Exercise prompt:
Copy each line below word for word and drop every image.

##### Extracted information

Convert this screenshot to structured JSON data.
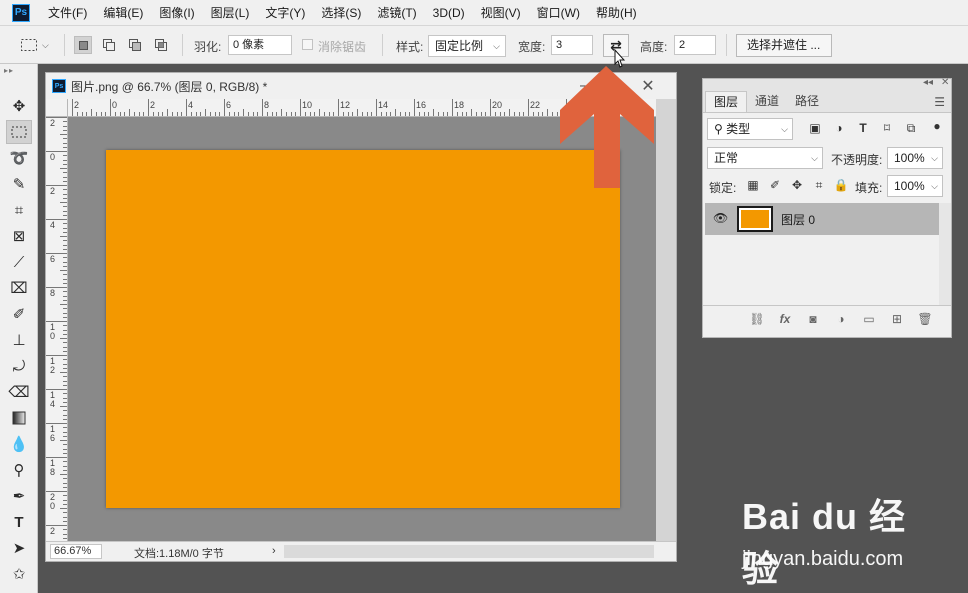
{
  "menubar": {
    "logo": "Ps",
    "items": [
      "文件(F)",
      "编辑(E)",
      "图像(I)",
      "图层(L)",
      "文字(Y)",
      "选择(S)",
      "滤镜(T)",
      "3D(D)",
      "视图(V)",
      "窗口(W)",
      "帮助(H)"
    ]
  },
  "options": {
    "feather_label": "羽化:",
    "feather_value": "0 像素",
    "antialias_label": "消除锯齿",
    "style_label": "样式:",
    "style_value": "固定比例",
    "width_label": "宽度:",
    "width_value": "3",
    "swap_icon": "⇄",
    "height_label": "高度:",
    "height_value": "2",
    "select_mask_button": "选择并遮住 ..."
  },
  "document": {
    "title": "图片.png @ 66.7% (图层 0, RGB/8) *",
    "canvas_color": "#f39800",
    "pasteboard_color": "#898989",
    "ruler_h_labels": [
      "2",
      "0",
      "2",
      "4",
      "6",
      "8",
      "10",
      "12",
      "14",
      "16",
      "18",
      "20",
      "22",
      "24"
    ],
    "ruler_v_labels": [
      "2",
      "0",
      "2",
      "4",
      "6",
      "8",
      "1\n0",
      "1\n2",
      "1\n4",
      "1\n6",
      "1\n8",
      "2\n0",
      "2"
    ],
    "zoom": "66.67%",
    "doc_info": "文档:1.18M/0 字节",
    "status_arrow": "›"
  },
  "layers_panel": {
    "tabs": [
      "图层",
      "通道",
      "路径"
    ],
    "filter_kind": "类型",
    "blend_mode": "正常",
    "opacity_label": "不透明度:",
    "opacity_value": "100%",
    "lock_label": "锁定:",
    "fill_label": "填充:",
    "fill_value": "100%",
    "layer_name": "图层 0",
    "layer_color": "#f39800"
  },
  "annotation": {
    "arrow_color": "#e0633d"
  },
  "watermark": {
    "logo": "Bai du 经验",
    "url": "jingyan.baidu.com"
  }
}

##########

Reply to the task:
Convert this screenshot to structured JSON data.
{
  "menubar": {
    "logo": "Ps",
    "items": [
      "文件(F)",
      "编辑(E)",
      "图像(I)",
      "图层(L)",
      "文字(Y)",
      "选择(S)",
      "滤镜(T)",
      "3D(D)",
      "视图(V)",
      "窗口(W)",
      "帮助(H)"
    ]
  },
  "options": {
    "feather_label": "羽化:",
    "feather_value": "0 像素",
    "antialias_label": "消除锯齿",
    "style_label": "样式:",
    "style_value": "固定比例",
    "width_label": "宽度:",
    "width_value": "3",
    "swap_icon": "⇄",
    "height_label": "高度:",
    "height_value": "2",
    "select_mask_button": "选择并遮住 ..."
  },
  "document": {
    "title": "图片.png @ 66.7% (图层 0, RGB/8) *",
    "canvas_color": "#f39800",
    "pasteboard_color": "#898989",
    "ruler_h_labels": [
      "2",
      "0",
      "2",
      "4",
      "6",
      "8",
      "10",
      "12",
      "14",
      "16",
      "18",
      "20",
      "22",
      "24"
    ],
    "ruler_v_labels": [
      "2",
      "0",
      "2",
      "4",
      "6",
      "8",
      "1\n0",
      "1\n2",
      "1\n4",
      "1\n6",
      "1\n8",
      "2\n0",
      "2"
    ],
    "zoom": "66.67%",
    "doc_info": "文档:1.18M/0 字节",
    "status_arrow": "›"
  },
  "layers_panel": {
    "tabs": [
      "图层",
      "通道",
      "路径"
    ],
    "filter_kind": "类型",
    "blend_mode": "正常",
    "opacity_label": "不透明度:",
    "opacity_value": "100%",
    "lock_label": "锁定:",
    "fill_label": "填充:",
    "fill_value": "100%",
    "layer_name": "图层 0",
    "layer_color": "#f39800"
  },
  "annotation": {
    "arrow_color": "#e0633d"
  },
  "watermark": {
    "logo": "Bai du 经验",
    "url": "jingyan.baidu.com"
  }
}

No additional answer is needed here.